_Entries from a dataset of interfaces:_
☆ ☆ ☆ ☆

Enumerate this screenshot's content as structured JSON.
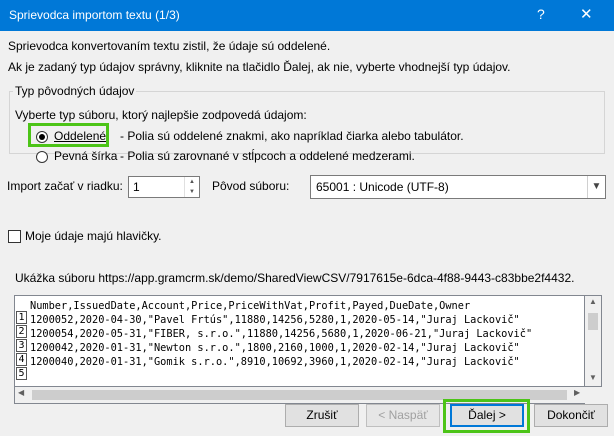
{
  "window": {
    "title": "Sprievodca importom textu (1/3)",
    "help_glyph": "?",
    "close_glyph": "✕"
  },
  "intro": {
    "line1": "Sprievodca konvertovaním textu zistil, že údaje sú oddelené.",
    "line2": "Ak je zadaný typ údajov správny, kliknite na tlačidlo Ďalej, ak nie, vyberte vhodnejší typ údajov."
  },
  "original_data_type": {
    "legend": "Typ pôvodných údajov",
    "hint": "Vyberte typ súboru, ktorý najlepšie zodpovedá údajom:",
    "options": [
      {
        "label": "Oddelené",
        "description": "- Polia sú oddelené znakmi, ako napríklad čiarka alebo tabulátor.",
        "selected": true
      },
      {
        "label": "Pevná šírka",
        "description": "- Polia sú zarovnané v stĺpcoch a oddelené medzerami.",
        "selected": false
      }
    ]
  },
  "start_row": {
    "label": "Import začať v riadku:",
    "value": "1"
  },
  "file_origin": {
    "label": "Pôvod súboru:",
    "value": "65001 : Unicode (UTF-8)"
  },
  "headers_checkbox": {
    "label": "Moje údaje majú hlavičky.",
    "checked": false
  },
  "preview": {
    "label": "Ukážka súboru https://app.gramcrm.sk/demo/SharedViewCSV/7917615e-6dca-4f88-9443-c83bbe2f4432.",
    "rows": [
      {
        "num": "1",
        "text": "Number,IssuedDate,Account,Price,PriceWithVat,Profit,Payed,DueDate,Owner"
      },
      {
        "num": "2",
        "text": "1200052,2020-04-30,\"Pavel Frtús\",11880,14256,5280,1,2020-05-14,\"Juraj Lackovič\""
      },
      {
        "num": "3",
        "text": "1200054,2020-05-31,\"FIBER, s.r.o.\",11880,14256,5680,1,2020-06-21,\"Juraj Lackovič\""
      },
      {
        "num": "4",
        "text": "1200042,2020-01-31,\"Newton s.r.o.\",1800,2160,1000,1,2020-02-14,\"Juraj Lackovič\""
      },
      {
        "num": "5",
        "text": "1200040,2020-01-31,\"Gomik s.r.o.\",8910,10692,3960,1,2020-02-14,\"Juraj Lackovič\""
      }
    ]
  },
  "buttons": {
    "cancel": "Zrušiť",
    "back": "< Naspäť",
    "next": "Ďalej >",
    "finish": "Dokončiť"
  },
  "colors": {
    "titlebar": "#0078d7",
    "highlight": "#4cc417"
  }
}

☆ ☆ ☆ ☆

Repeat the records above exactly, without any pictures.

Enumerate this screenshot's content as structured JSON.
{
  "window": {
    "title": "Sprievodca importom textu (1/3)",
    "help_glyph": "?",
    "close_glyph": "✕"
  },
  "intro": {
    "line1": "Sprievodca konvertovaním textu zistil, že údaje sú oddelené.",
    "line2": "Ak je zadaný typ údajov správny, kliknite na tlačidlo Ďalej, ak nie, vyberte vhodnejší typ údajov."
  },
  "original_data_type": {
    "legend": "Typ pôvodných údajov",
    "hint": "Vyberte typ súboru, ktorý najlepšie zodpovedá údajom:",
    "options": [
      {
        "label": "Oddelené",
        "description": "- Polia sú oddelené znakmi, ako napríklad čiarka alebo tabulátor.",
        "selected": true
      },
      {
        "label": "Pevná šírka",
        "description": "- Polia sú zarovnané v stĺpcoch a oddelené medzerami.",
        "selected": false
      }
    ]
  },
  "start_row": {
    "label": "Import začať v riadku:",
    "value": "1"
  },
  "file_origin": {
    "label": "Pôvod súboru:",
    "value": "65001 : Unicode (UTF-8)"
  },
  "headers_checkbox": {
    "label": "Moje údaje majú hlavičky.",
    "checked": false
  },
  "preview": {
    "label": "Ukážka súboru https://app.gramcrm.sk/demo/SharedViewCSV/7917615e-6dca-4f88-9443-c83bbe2f4432.",
    "rows": [
      {
        "num": "1",
        "text": "Number,IssuedDate,Account,Price,PriceWithVat,Profit,Payed,DueDate,Owner"
      },
      {
        "num": "2",
        "text": "1200052,2020-04-30,\"Pavel Frtús\",11880,14256,5280,1,2020-05-14,\"Juraj Lackovič\""
      },
      {
        "num": "3",
        "text": "1200054,2020-05-31,\"FIBER, s.r.o.\",11880,14256,5680,1,2020-06-21,\"Juraj Lackovič\""
      },
      {
        "num": "4",
        "text": "1200042,2020-01-31,\"Newton s.r.o.\",1800,2160,1000,1,2020-02-14,\"Juraj Lackovič\""
      },
      {
        "num": "5",
        "text": "1200040,2020-01-31,\"Gomik s.r.o.\",8910,10692,3960,1,2020-02-14,\"Juraj Lackovič\""
      }
    ]
  },
  "buttons": {
    "cancel": "Zrušiť",
    "back": "< Naspäť",
    "next": "Ďalej >",
    "finish": "Dokončiť"
  },
  "colors": {
    "titlebar": "#0078d7",
    "highlight": "#4cc417"
  }
}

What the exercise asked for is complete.